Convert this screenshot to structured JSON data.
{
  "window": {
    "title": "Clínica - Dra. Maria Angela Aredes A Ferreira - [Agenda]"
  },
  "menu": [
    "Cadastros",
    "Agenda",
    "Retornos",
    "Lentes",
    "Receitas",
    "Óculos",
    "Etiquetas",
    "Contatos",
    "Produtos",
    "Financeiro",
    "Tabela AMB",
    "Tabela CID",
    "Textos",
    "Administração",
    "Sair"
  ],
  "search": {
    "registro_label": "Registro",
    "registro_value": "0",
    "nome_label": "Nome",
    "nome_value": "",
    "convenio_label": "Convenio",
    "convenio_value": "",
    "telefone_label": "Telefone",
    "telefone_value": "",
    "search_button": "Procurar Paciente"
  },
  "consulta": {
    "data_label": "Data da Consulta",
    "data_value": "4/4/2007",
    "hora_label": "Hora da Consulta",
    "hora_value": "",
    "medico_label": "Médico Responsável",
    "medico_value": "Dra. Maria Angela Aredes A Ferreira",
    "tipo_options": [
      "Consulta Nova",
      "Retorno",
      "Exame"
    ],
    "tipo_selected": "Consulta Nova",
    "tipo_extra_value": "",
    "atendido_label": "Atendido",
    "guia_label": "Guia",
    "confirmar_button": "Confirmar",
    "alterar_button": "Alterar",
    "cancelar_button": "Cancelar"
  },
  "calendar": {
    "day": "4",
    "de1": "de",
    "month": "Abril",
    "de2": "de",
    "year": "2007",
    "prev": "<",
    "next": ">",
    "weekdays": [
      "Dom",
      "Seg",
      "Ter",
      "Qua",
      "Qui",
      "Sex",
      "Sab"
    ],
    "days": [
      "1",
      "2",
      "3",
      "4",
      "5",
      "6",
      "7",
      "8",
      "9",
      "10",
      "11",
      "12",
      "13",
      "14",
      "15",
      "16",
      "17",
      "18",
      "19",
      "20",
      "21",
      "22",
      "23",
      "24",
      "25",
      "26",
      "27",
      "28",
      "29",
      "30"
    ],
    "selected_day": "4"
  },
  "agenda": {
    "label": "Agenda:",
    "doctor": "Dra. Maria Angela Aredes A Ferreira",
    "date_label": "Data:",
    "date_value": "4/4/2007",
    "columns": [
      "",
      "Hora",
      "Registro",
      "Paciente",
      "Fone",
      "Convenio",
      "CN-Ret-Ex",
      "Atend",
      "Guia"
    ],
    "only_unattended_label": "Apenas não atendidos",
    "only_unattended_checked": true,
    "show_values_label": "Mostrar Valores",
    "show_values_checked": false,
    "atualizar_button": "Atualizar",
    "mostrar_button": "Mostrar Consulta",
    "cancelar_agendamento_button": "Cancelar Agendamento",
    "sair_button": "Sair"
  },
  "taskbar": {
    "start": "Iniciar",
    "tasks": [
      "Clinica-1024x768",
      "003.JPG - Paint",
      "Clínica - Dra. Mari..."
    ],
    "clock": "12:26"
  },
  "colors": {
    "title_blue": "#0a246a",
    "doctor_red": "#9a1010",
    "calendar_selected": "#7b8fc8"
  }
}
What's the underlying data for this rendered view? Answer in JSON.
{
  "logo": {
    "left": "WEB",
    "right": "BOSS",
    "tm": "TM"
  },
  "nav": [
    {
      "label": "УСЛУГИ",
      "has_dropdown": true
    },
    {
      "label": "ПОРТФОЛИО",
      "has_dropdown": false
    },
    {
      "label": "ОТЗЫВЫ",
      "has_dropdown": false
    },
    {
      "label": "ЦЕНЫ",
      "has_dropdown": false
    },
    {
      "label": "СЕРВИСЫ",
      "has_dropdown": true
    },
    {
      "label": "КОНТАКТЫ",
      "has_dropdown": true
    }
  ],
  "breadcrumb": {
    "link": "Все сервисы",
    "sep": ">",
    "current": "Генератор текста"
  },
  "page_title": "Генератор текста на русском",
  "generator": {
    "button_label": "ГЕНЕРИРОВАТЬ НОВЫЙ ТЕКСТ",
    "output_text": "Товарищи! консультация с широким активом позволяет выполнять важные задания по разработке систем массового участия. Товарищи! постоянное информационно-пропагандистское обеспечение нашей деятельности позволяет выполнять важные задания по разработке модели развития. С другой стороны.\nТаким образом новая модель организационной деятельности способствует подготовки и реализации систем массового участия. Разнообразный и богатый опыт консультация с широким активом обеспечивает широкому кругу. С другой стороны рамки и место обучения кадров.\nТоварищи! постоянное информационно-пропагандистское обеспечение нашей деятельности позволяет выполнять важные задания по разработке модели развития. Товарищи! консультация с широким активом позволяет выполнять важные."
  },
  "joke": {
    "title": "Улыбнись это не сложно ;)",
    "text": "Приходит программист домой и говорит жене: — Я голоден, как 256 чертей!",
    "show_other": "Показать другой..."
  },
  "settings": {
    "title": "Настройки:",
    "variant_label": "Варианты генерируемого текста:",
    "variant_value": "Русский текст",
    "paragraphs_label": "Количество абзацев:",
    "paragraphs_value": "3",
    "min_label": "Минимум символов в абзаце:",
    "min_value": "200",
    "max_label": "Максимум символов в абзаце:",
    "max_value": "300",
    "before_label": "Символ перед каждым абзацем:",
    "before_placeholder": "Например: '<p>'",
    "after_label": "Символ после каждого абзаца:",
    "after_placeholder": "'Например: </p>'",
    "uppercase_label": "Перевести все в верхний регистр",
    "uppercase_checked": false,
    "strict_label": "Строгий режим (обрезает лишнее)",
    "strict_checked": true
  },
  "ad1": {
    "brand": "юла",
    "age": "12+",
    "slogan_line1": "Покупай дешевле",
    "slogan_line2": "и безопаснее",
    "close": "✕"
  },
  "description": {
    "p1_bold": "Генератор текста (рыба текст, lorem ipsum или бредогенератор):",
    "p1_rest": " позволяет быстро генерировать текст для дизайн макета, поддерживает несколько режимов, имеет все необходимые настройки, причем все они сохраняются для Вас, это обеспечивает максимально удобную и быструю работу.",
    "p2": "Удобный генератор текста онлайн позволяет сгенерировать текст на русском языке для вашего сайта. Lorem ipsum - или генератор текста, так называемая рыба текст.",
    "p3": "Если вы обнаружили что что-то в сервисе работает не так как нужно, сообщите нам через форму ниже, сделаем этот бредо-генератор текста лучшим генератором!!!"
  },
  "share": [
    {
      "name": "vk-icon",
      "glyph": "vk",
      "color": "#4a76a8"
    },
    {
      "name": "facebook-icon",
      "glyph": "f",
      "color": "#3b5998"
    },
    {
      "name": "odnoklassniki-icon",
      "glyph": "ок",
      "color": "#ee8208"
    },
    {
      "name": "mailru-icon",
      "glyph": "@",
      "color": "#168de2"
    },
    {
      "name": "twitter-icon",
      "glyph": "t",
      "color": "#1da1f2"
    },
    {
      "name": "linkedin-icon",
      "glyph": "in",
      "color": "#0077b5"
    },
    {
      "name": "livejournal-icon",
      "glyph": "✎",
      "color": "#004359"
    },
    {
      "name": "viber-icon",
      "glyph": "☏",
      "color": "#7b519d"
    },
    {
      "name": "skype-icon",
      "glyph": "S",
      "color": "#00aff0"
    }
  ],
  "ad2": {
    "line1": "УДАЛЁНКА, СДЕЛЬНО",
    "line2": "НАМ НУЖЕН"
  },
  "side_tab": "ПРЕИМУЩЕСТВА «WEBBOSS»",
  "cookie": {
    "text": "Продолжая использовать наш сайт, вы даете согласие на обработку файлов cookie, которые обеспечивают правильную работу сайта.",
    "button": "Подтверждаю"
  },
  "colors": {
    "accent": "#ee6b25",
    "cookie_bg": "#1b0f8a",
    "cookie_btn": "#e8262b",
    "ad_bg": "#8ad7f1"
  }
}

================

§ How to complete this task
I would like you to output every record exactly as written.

§ Response to the task
Convert this screenshot to structured JSON data.
{
  "window": {
    "title": "Clínica - Dra. Maria Angela Aredes A Ferreira - [Agenda]"
  },
  "menu": [
    "Cadastros",
    "Agenda",
    "Retornos",
    "Lentes",
    "Receitas",
    "Óculos",
    "Etiquetas",
    "Contatos",
    "Produtos",
    "Financeiro",
    "Tabela AMB",
    "Tabela CID",
    "Textos",
    "Administração",
    "Sair"
  ],
  "search": {
    "registro_label": "Registro",
    "registro_value": "0",
    "nome_label": "Nome",
    "nome_value": "",
    "convenio_label": "Convenio",
    "convenio_value": "",
    "telefone_label": "Telefone",
    "telefone_value": "",
    "search_button": "Procurar Paciente"
  },
  "consulta": {
    "data_label": "Data da Consulta",
    "data_value": "4/4/2007",
    "hora_label": "Hora da Consulta",
    "hora_value": "",
    "medico_label": "Médico Responsável",
    "medico_value": "Dra. Maria Angela Aredes A Ferreira",
    "tipo_options": [
      "Consulta Nova",
      "Retorno",
      "Exame"
    ],
    "tipo_selected": "Consulta Nova",
    "tipo_extra_value": "",
    "atendido_label": "Atendido",
    "guia_label": "Guia",
    "confirmar_button": "Confirmar",
    "alterar_button": "Alterar",
    "cancelar_button": "Cancelar"
  },
  "calendar": {
    "day": "4",
    "de1": "de",
    "month": "Abril",
    "de2": "de",
    "year": "2007",
    "prev": "<",
    "next": ">",
    "weekdays": [
      "Dom",
      "Seg",
      "Ter",
      "Qua",
      "Qui",
      "Sex",
      "Sab"
    ],
    "days": [
      "1",
      "2",
      "3",
      "4",
      "5",
      "6",
      "7",
      "8",
      "9",
      "10",
      "11",
      "12",
      "13",
      "14",
      "15",
      "16",
      "17",
      "18",
      "19",
      "20",
      "21",
      "22",
      "23",
      "24",
      "25",
      "26",
      "27",
      "28",
      "29",
      "30"
    ],
    "selected_day": "4"
  },
  "agenda": {
    "label": "Agenda:",
    "doctor": "Dra. Maria Angela Aredes A Ferreira",
    "date_label": "Data:",
    "date_value": "4/4/2007",
    "columns": [
      "",
      "Hora",
      "Registro",
      "Paciente",
      "Fone",
      "Convenio",
      "CN-Ret-Ex",
      "Atend",
      "Guia"
    ],
    "only_unattended_label": "Apenas não atendidos",
    "only_unattended_checked": true,
    "show_values_label": "Mostrar Valores",
    "show_values_checked": false,
    "atualizar_button": "Atualizar",
    "mostrar_button": "Mostrar Consulta",
    "cancelar_agendamento_button": "Cancelar Agendamento",
    "sair_button": "Sair"
  },
  "taskbar": {
    "start": "Iniciar",
    "tasks": [
      "Clinica-1024x768",
      "003.JPG - Paint",
      "Clínica - Dra. Mari..."
    ],
    "clock": "12:26"
  },
  "colors": {
    "title_blue": "#0a246a",
    "doctor_red": "#9a1010",
    "calendar_selected": "#7b8fc8"
  }
}
What's the underlying data for this rendered view? Answer in JSON.
{
  "logo": {
    "left": "WEB",
    "right": "BOSS",
    "tm": "TM"
  },
  "nav": [
    {
      "label": "УСЛУГИ",
      "has_dropdown": true
    },
    {
      "label": "ПОРТФОЛИО",
      "has_dropdown": false
    },
    {
      "label": "ОТЗЫВЫ",
      "has_dropdown": false
    },
    {
      "label": "ЦЕНЫ",
      "has_dropdown": false
    },
    {
      "label": "СЕРВИСЫ",
      "has_dropdown": true
    },
    {
      "label": "КОНТАКТЫ",
      "has_dropdown": true
    }
  ],
  "breadcrumb": {
    "link": "Все сервисы",
    "sep": ">",
    "current": "Генератор текста"
  },
  "page_title": "Генератор текста на русском",
  "generator": {
    "button_label": "ГЕНЕРИРОВАТЬ НОВЫЙ ТЕКСТ",
    "output_text": "Товарищи! консультация с широким активом позволяет выполнять важные задания по разработке систем массового участия. Товарищи! постоянное информационно-пропагандистское обеспечение нашей деятельности позволяет выполнять важные задания по разработке модели развития. С другой стороны.\nТаким образом новая модель организационной деятельности способствует подготовки и реализации систем массового участия. Разнообразный и богатый опыт консультация с широким активом обеспечивает широкому кругу. С другой стороны рамки и место обучения кадров.\nТоварищи! постоянное информационно-пропагандистское обеспечение нашей деятельности позволяет выполнять важные задания по разработке модели развития. Товарищи! консультация с широким активом позволяет выполнять важные."
  },
  "joke": {
    "title": "Улыбнись это не сложно ;)",
    "text": "Приходит программист домой и говорит жене: — Я голоден, как 256 чертей!",
    "show_other": "Показать другой..."
  },
  "settings": {
    "title": "Настройки:",
    "variant_label": "Варианты генерируемого текста:",
    "variant_value": "Русский текст",
    "paragraphs_label": "Количество абзацев:",
    "paragraphs_value": "3",
    "min_label": "Минимум символов в абзаце:",
    "min_value": "200",
    "max_label": "Максимум символов в абзаце:",
    "max_value": "300",
    "before_label": "Символ перед каждым абзацем:",
    "before_placeholder": "Например: '<p>'",
    "after_label": "Символ после каждого абзаца:",
    "after_placeholder": "'Например: </p>'",
    "uppercase_label": "Перевести все в верхний регистр",
    "uppercase_checked": false,
    "strict_label": "Строгий режим (обрезает лишнее)",
    "strict_checked": true
  },
  "ad1": {
    "brand": "юла",
    "age": "12+",
    "slogan_line1": "Покупай дешевле",
    "slogan_line2": "и безопаснее",
    "close": "✕"
  },
  "description": {
    "p1_bold": "Генератор текста (рыба текст, lorem ipsum или бредогенератор):",
    "p1_rest": " позволяет быстро генерировать текст для дизайн макета, поддерживает несколько режимов, имеет все необходимые настройки, причем все они сохраняются для Вас, это обеспечивает максимально удобную и быструю работу.",
    "p2": "Удобный генератор текста онлайн позволяет сгенерировать текст на русском языке для вашего сайта. Lorem ipsum - или генератор текста, так называемая рыба текст.",
    "p3": "Если вы обнаружили что что-то в сервисе работает не так как нужно, сообщите нам через форму ниже, сделаем этот бредо-генератор текста лучшим генератором!!!"
  },
  "share": [
    {
      "name": "vk-icon",
      "glyph": "vk",
      "color": "#4a76a8"
    },
    {
      "name": "facebook-icon",
      "glyph": "f",
      "color": "#3b5998"
    },
    {
      "name": "odnoklassniki-icon",
      "glyph": "ок",
      "color": "#ee8208"
    },
    {
      "name": "mailru-icon",
      "glyph": "@",
      "color": "#168de2"
    },
    {
      "name": "twitter-icon",
      "glyph": "t",
      "color": "#1da1f2"
    },
    {
      "name": "linkedin-icon",
      "glyph": "in",
      "color": "#0077b5"
    },
    {
      "name": "livejournal-icon",
      "glyph": "✎",
      "color": "#004359"
    },
    {
      "name": "viber-icon",
      "glyph": "☏",
      "color": "#7b519d"
    },
    {
      "name": "skype-icon",
      "glyph": "S",
      "color": "#00aff0"
    }
  ],
  "ad2": {
    "line1": "УДАЛЁНКА, СДЕЛЬНО",
    "line2": "НАМ НУЖЕН"
  },
  "side_tab": "ПРЕИМУЩЕСТВА «WEBBOSS»",
  "cookie": {
    "text": "Продолжая использовать наш сайт, вы даете согласие на обработку файлов cookie, которые обеспечивают правильную работу сайта.",
    "button": "Подтверждаю"
  },
  "colors": {
    "accent": "#ee6b25",
    "cookie_bg": "#1b0f8a",
    "cookie_btn": "#e8262b",
    "ad_bg": "#8ad7f1"
  }
}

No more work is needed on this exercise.